Residents gather at the church for coffee and cinnamon rolls on Fridays and collect their mail at the one-room post office — when it’s open. Some have a sense of humor: A small, weathered sign affixed to the defunct market reads, “Last one out of Tiller turn out the light.”

Sarah Crume and a few other mothers cling to a sense of community by meeting with their young children for playtime at the church, one of the few places not for sale. She’s raising five daughters here and had to send her younger children to school in the next closest town when Tiller Elementary shut down.

“It is a little scary, especially raising our kids in this place that we love,” Crume said. “I’m just wondering what kind of impact it’s going to have on the people.”

Paula Ellis grew up in Tiller on a ranch and spent her childhood hunting and riding horses here. Her daughters’ beds are decorated with the skins of bears they killed when they were teenagers, and the antlers of the first deer Ellis bagged hangs on a wall near the front door.

She met her husband at the elementary school and recalls the annual end-of-the-year contests for the children that were dubbed the Tiller Olympics.

A giant cross rises over her home from an adjacent hilltop, and Ellis lately has found herself praying.

“If you do choose to live here and raise kids here, it’s a community you fall in love with,” Ellis said, wiping away tears. “And we don’t want to lose that.”

For Rosemary Klep, news of the sale brought on strong emotions. Her parents built the market that’s now for sale in 1947, and she grew up camping and roaming the forests near town. Her family had the only telephone in Tiller and, for a while, the only TV.

“This town has been in dire straits for many, many years,” said Klep, 72, who now lives near Olympia, Washington. “But we loved growing up there. To us, it was a paradise.”

 

Just Posted
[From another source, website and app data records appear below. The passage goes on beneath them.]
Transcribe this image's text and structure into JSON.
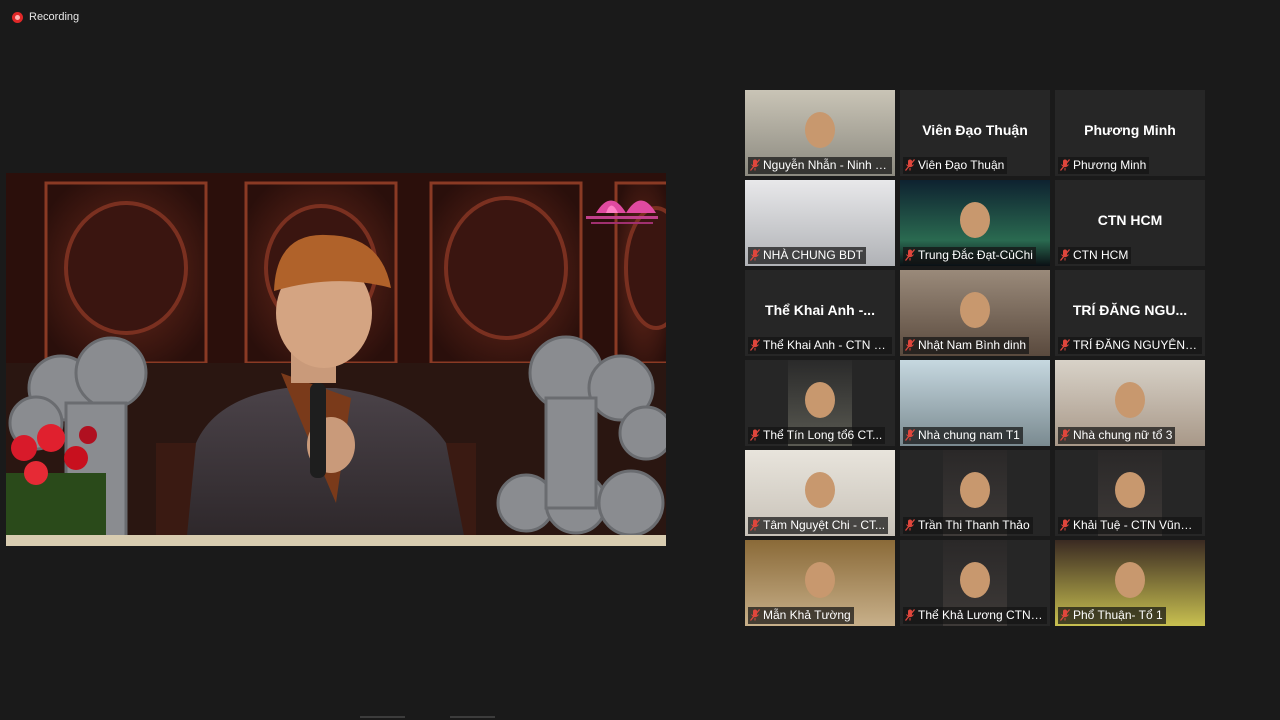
{
  "recording": {
    "label": "Recording"
  },
  "main_video": {
    "speaker_icon": "presenter-video"
  },
  "participants": [
    {
      "name": "Nguyễn Nhẫn - Ninh Th...",
      "video": true,
      "muted": true,
      "active": true
    },
    {
      "name": "Viên Đạo Thuận",
      "video": false,
      "muted": true,
      "display_name": "Viên Đạo Thuận"
    },
    {
      "name": "Phương Minh",
      "video": false,
      "muted": true,
      "display_name": "Phương Minh"
    },
    {
      "name": "NHÀ CHUNG BDT",
      "video": true,
      "muted": true
    },
    {
      "name": "Trung Đắc Đạt-CủChi",
      "video": true,
      "muted": true
    },
    {
      "name": "CTN HCM",
      "video": false,
      "muted": true,
      "display_name": "CTN HCM"
    },
    {
      "name": "Thể Khai Anh - CTN V...",
      "video": false,
      "muted": true,
      "display_name": "Thể Khai Anh -..."
    },
    {
      "name": "Nhật Nam Bình dinh",
      "video": true,
      "muted": true
    },
    {
      "name": "TRÍ ĐĂNG NGUYÊN. ...",
      "video": false,
      "muted": true,
      "display_name": "TRÍ ĐĂNG NGU..."
    },
    {
      "name": "Thể Tín Long  tổ6 CT...",
      "video": true,
      "muted": true
    },
    {
      "name": "Nhà chung nam T1",
      "video": true,
      "muted": true
    },
    {
      "name": "Nhà chung nữ tổ 3",
      "video": true,
      "muted": true
    },
    {
      "name": "Tâm Nguyệt Chi - CT...",
      "video": true,
      "muted": true
    },
    {
      "name": "Trần Thị Thanh Thảo",
      "video": true,
      "muted": true
    },
    {
      "name": "Khải Tuệ - CTN Vũng ...",
      "video": true,
      "muted": true
    },
    {
      "name": "Mẫn Khả Tường",
      "video": true,
      "muted": true
    },
    {
      "name": "Thể Khả Lương CTN-...",
      "video": true,
      "muted": true
    },
    {
      "name": "Phổ Thuận- Tổ 1",
      "video": true,
      "muted": true
    }
  ],
  "colors": {
    "active_border": "#b7d84d",
    "muted_icon": "#e0463c",
    "tile_bg": "#262626"
  }
}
BREAKING: Red Deer to host Canadian Finals Rodeo in 2018

The CFR is expected to bring $20-30 million annually to Red Deer and region

Ways to prevent a kitchen fire
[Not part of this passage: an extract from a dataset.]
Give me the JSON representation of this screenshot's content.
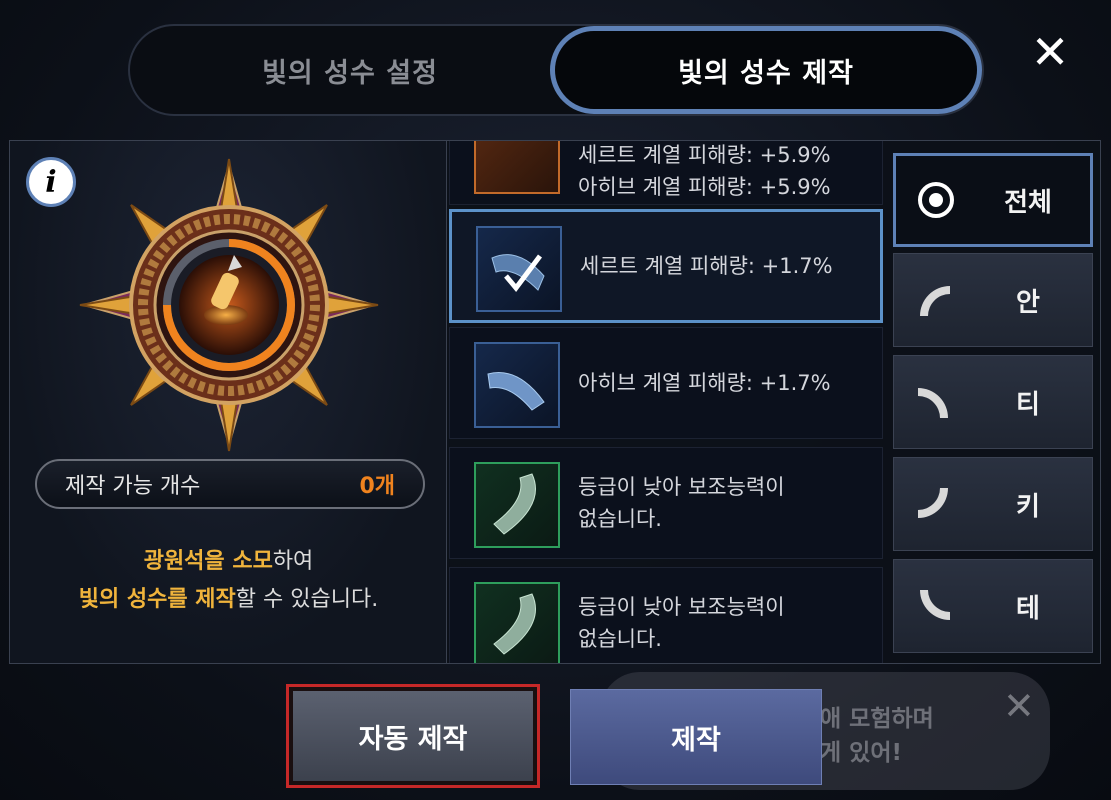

Fire prevention officer releases safety tips

The cost of flushing sanitary wipes is brought to Red Deer city council

More public education is needed about what not to flush down toilets

WATCH: Rebels play floor hockey with Annie L. Gaetz students

The Rebels may be on a losing streak but they were definitely… Continue reading

Ice dancers Virtue and Moir to carry flag at Pyeongchang Olympics

Not since Kurt Browning at the 1994 Lillehammer Games has a figure… Continue reading

Beer Canada calls on feds to axe increasing beer tax as consumption trends down

OTTAWA — A trade association for Canada’s beer industry wants the federal… Continue reading

Central Albertans recall Hawaii’s false missile alert

Former Red Deer councillor Paul Harris was hanging out at the Ka’anapali… Continue reading

This robotic maid takes us one step closer to ‘The Jetsons’

Imagine this: You’re rushing to get ready for work — juggling emails,… Continue reading

Milan line offers canine couture for pampered pooches

Milan has long been the world’s ready-to-wear fashion leader. Now, dogs are… Continue reading

Kim Kardashian West and husband Kanye welcome baby girl

NEW YORK — It’s a girl for Kim Kardashian West and her… Continue reading

Advocate poll takers oppose plastic bag ban

Red Deer Advocate readers like their plastic bags. In an Advocate poll,… Continue reading

Most Read


Five-day delivery plus unlimited digital access for $185 for 260 issues (must live in delivery area to qualify) Unlimited Digital Access 99 cents for the first four weeks and then only $15 per month Five-day delivery plus unlimited digital access for $15 a month